What Angela’s book does is accurately depict the daily struggles of what it is like living with Borderline Personality Disorder, Body Dysmorphic Disorder, Depression, Anxiety and of course Dermatillomania. To be able to glimpse inside the mind of someone suffering with these disorders is a unique experience and for someone like me, who suffers from Dermatillomania, Depression and Anxiety with Borderline and BDD tendencies the content was all too real for me. I could feel Angela’s pain as I have been there too many times to count – that intense self-hatred and all consuming depression that can darken even the brightest of days. At times the content was difficult to read because it was so depressing and so real that you think to yourself “wow how did she survive this” and then “wow how have I survived this”. A part of me kept hoping to read about how she had gotten better and although it was made clear that she hasn’t stopped the picking, just knowing where she has come from to where she is now is hugely inspirational.
What Angela has done is put Dermatillomania on the map and given everyone who reads this book an insight into what it is like living with this debilitating, life-threatening disorder. While I still hope for a cure or a method to stop my picking it is encouraging to know that I am not alone. That I am not the only one to have felt so down about my Dermatillomania that I thought suicide was the only way out.
I recommend this book to anyone suffering with Dermatillomania or any of the other conditions mentioned above so that you can feel less alone in your struggles. It also helps to read about thoughts very similar to your own but from the position of an outsider. It adds a different dimension to our battles with these disorders when for once you can be on the outside looking in. This book is not a self-help book nor does it contain any information on how to stop picking but what it does do is REACH OUT to you. This book is one I will most definitely read again!

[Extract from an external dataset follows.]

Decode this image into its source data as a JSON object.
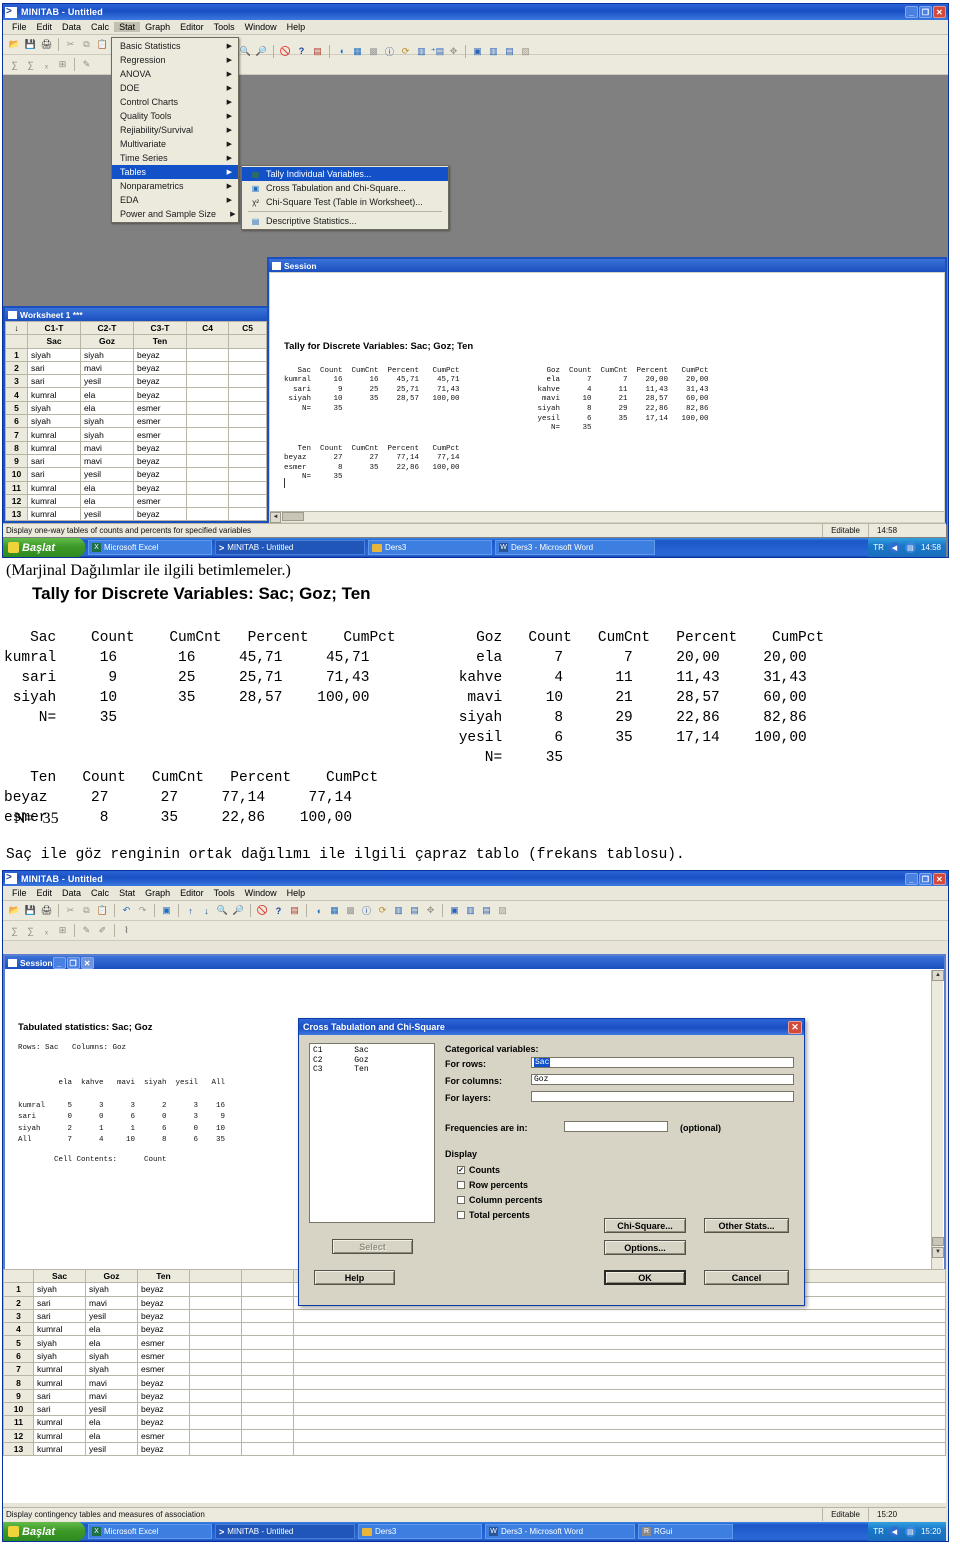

So it goes without saying that Angie deserves a massive shout out for being so brave about sharing her innermost thoughts and feelings about what it is like living with these conditions! Thank you Angie!